── Dataset extract ──

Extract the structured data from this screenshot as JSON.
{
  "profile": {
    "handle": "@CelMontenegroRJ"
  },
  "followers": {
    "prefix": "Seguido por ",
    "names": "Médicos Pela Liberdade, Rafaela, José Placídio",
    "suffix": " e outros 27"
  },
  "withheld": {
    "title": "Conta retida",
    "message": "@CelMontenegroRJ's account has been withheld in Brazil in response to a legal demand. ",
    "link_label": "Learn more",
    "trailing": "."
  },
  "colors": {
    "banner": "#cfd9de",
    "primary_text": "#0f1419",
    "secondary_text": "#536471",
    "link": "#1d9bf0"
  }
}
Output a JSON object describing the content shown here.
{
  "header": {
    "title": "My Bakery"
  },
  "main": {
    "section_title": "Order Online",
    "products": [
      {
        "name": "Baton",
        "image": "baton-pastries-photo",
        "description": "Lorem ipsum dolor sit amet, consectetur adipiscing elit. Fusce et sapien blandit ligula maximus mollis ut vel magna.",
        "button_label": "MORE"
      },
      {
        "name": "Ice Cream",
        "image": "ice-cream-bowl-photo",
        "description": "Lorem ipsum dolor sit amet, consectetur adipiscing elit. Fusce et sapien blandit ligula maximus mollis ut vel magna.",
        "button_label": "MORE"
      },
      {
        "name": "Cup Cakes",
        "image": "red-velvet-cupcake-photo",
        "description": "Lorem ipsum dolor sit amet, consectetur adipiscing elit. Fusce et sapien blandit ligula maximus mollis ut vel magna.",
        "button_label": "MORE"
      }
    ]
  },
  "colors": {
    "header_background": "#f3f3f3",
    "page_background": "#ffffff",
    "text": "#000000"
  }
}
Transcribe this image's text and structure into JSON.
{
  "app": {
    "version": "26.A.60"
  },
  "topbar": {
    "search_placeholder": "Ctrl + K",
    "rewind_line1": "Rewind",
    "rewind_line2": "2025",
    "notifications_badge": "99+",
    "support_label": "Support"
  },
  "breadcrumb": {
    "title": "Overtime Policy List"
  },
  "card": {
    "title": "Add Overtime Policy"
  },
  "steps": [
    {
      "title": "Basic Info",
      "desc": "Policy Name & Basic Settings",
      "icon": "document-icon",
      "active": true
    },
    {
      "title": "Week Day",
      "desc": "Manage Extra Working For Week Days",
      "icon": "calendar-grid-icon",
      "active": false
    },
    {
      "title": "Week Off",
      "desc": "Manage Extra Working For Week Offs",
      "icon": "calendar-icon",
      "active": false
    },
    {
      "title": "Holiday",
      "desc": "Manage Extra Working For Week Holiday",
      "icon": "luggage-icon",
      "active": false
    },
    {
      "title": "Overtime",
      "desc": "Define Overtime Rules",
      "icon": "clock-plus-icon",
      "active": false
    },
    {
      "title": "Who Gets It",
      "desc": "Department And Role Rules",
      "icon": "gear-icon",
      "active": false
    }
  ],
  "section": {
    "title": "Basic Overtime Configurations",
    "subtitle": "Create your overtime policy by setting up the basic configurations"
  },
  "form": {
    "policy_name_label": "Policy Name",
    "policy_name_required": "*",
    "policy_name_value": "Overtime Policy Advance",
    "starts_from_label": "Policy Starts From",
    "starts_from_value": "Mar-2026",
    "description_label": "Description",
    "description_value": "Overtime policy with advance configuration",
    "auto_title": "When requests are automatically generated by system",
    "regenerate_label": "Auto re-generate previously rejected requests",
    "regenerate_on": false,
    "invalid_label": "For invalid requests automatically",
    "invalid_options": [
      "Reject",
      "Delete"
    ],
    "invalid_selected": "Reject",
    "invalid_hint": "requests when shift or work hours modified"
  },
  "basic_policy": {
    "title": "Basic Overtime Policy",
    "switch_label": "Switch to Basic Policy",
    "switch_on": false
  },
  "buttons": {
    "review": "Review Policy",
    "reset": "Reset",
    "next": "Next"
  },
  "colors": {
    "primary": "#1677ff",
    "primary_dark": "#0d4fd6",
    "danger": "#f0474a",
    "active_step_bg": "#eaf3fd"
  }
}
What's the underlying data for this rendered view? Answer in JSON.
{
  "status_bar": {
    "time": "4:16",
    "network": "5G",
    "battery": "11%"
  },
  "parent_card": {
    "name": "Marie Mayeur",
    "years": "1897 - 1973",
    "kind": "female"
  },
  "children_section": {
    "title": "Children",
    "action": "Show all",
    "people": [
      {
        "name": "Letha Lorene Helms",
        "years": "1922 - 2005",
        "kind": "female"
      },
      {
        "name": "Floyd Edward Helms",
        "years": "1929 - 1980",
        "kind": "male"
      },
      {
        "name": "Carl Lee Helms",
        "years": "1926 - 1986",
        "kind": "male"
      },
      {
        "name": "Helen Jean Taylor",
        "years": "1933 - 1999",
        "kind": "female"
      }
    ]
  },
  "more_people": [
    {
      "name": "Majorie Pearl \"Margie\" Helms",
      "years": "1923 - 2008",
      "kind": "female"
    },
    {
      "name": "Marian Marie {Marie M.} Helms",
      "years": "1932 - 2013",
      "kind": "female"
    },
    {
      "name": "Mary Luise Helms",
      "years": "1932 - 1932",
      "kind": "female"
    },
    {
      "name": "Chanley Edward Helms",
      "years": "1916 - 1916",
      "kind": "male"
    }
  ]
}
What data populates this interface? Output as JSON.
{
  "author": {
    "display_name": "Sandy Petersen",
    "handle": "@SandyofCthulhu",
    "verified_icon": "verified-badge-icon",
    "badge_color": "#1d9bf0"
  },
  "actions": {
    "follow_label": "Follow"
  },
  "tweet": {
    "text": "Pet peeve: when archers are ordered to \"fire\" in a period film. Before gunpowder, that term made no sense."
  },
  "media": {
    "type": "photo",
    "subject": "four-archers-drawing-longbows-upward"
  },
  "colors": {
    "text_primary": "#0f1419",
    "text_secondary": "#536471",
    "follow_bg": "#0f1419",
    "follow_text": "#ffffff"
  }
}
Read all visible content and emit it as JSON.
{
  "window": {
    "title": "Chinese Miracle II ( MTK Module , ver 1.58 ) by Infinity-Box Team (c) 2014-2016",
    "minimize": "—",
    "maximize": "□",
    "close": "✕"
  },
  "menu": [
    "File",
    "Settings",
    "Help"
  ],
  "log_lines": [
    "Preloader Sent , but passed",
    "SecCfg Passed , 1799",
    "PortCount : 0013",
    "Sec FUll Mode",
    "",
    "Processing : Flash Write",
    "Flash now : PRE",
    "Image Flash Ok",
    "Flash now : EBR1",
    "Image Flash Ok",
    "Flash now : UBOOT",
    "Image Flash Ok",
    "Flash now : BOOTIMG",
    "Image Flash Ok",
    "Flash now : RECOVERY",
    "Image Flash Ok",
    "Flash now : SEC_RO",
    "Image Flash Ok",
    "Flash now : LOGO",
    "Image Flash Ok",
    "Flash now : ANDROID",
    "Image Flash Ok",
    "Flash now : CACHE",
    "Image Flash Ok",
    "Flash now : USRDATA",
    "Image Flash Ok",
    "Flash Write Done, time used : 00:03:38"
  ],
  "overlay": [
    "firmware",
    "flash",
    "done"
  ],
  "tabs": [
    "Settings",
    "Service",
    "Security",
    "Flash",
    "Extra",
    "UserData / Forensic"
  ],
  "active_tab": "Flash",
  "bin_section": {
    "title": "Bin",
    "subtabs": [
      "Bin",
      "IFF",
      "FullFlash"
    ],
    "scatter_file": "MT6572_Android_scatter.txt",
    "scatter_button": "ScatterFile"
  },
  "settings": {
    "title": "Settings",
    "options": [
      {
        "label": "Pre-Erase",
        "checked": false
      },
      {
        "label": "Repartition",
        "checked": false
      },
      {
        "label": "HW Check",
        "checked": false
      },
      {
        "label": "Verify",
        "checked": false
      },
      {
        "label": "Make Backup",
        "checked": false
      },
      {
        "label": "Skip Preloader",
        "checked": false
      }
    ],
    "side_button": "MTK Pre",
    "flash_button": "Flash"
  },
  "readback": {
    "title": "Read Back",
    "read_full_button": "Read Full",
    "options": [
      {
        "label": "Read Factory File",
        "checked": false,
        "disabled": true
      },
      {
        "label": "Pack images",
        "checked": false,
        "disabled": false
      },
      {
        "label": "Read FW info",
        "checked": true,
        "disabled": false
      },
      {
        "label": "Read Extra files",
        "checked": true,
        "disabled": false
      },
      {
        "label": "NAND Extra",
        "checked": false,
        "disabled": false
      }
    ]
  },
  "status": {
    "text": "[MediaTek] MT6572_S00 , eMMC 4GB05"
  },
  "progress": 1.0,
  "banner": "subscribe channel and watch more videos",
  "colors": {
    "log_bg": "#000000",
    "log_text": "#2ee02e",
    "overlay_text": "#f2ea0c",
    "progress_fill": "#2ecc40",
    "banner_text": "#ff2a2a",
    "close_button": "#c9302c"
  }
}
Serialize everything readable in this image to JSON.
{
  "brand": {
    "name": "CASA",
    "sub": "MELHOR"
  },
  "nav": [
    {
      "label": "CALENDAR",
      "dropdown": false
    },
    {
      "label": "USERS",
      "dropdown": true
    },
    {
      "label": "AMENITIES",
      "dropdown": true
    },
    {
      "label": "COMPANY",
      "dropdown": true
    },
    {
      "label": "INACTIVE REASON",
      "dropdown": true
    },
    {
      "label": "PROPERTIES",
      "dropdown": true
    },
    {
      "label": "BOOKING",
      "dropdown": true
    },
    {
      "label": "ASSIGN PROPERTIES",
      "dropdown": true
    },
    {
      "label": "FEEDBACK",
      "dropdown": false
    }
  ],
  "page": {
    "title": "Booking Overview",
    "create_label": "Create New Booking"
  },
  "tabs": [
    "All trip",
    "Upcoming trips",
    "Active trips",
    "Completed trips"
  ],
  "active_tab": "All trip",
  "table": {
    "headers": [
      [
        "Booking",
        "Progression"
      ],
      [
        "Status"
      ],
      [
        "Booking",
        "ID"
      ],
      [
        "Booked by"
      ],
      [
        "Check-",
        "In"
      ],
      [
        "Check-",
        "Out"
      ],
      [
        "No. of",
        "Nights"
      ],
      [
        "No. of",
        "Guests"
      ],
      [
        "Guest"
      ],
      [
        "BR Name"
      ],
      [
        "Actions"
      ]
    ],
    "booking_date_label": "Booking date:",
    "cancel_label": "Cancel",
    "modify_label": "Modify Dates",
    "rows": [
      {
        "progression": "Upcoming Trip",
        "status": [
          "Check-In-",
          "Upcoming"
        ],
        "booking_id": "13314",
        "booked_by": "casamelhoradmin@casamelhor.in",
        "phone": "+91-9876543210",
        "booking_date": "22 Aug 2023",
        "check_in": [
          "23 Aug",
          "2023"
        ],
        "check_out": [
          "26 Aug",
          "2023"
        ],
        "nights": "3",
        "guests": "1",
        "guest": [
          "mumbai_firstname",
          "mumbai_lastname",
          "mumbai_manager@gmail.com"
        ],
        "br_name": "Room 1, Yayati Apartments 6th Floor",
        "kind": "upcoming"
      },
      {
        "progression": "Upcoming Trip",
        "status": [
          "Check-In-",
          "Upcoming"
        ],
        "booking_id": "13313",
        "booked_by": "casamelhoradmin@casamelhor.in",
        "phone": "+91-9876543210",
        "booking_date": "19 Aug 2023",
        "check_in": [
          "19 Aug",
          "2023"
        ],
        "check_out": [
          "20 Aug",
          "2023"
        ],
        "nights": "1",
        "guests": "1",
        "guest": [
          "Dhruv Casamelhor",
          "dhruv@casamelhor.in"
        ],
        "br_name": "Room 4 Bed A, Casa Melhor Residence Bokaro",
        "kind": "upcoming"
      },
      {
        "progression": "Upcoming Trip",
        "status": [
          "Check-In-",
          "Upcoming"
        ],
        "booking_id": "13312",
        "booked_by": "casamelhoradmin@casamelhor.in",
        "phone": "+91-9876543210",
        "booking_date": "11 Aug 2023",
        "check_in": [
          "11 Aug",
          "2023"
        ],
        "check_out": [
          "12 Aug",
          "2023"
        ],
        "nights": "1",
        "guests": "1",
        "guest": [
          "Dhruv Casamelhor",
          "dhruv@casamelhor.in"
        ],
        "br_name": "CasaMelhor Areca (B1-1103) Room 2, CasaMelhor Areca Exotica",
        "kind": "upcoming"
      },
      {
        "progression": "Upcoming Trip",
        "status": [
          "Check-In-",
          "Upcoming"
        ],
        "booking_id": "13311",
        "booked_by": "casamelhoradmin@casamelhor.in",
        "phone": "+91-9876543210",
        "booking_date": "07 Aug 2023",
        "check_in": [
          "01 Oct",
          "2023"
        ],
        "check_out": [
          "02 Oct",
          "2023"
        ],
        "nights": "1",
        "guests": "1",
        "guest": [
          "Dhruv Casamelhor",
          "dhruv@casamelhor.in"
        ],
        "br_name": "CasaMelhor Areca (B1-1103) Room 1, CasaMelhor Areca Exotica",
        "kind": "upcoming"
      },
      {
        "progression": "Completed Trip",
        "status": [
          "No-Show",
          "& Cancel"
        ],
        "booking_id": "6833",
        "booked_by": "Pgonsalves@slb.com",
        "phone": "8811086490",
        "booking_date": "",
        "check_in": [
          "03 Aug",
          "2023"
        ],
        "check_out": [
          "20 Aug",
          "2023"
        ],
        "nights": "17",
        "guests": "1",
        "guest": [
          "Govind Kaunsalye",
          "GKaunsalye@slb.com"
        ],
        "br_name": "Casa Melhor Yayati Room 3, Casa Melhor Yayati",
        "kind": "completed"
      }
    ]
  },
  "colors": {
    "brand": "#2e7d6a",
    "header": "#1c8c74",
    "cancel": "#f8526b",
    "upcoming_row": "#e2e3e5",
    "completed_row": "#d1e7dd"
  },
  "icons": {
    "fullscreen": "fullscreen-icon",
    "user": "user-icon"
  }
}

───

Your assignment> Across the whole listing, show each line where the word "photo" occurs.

Output of the task>
        "image": "baton-pastries-photo",
        "image": "ice-cream-bowl-photo",
        "image": "red-velvet-cupcake-photo",
    "type": "photo",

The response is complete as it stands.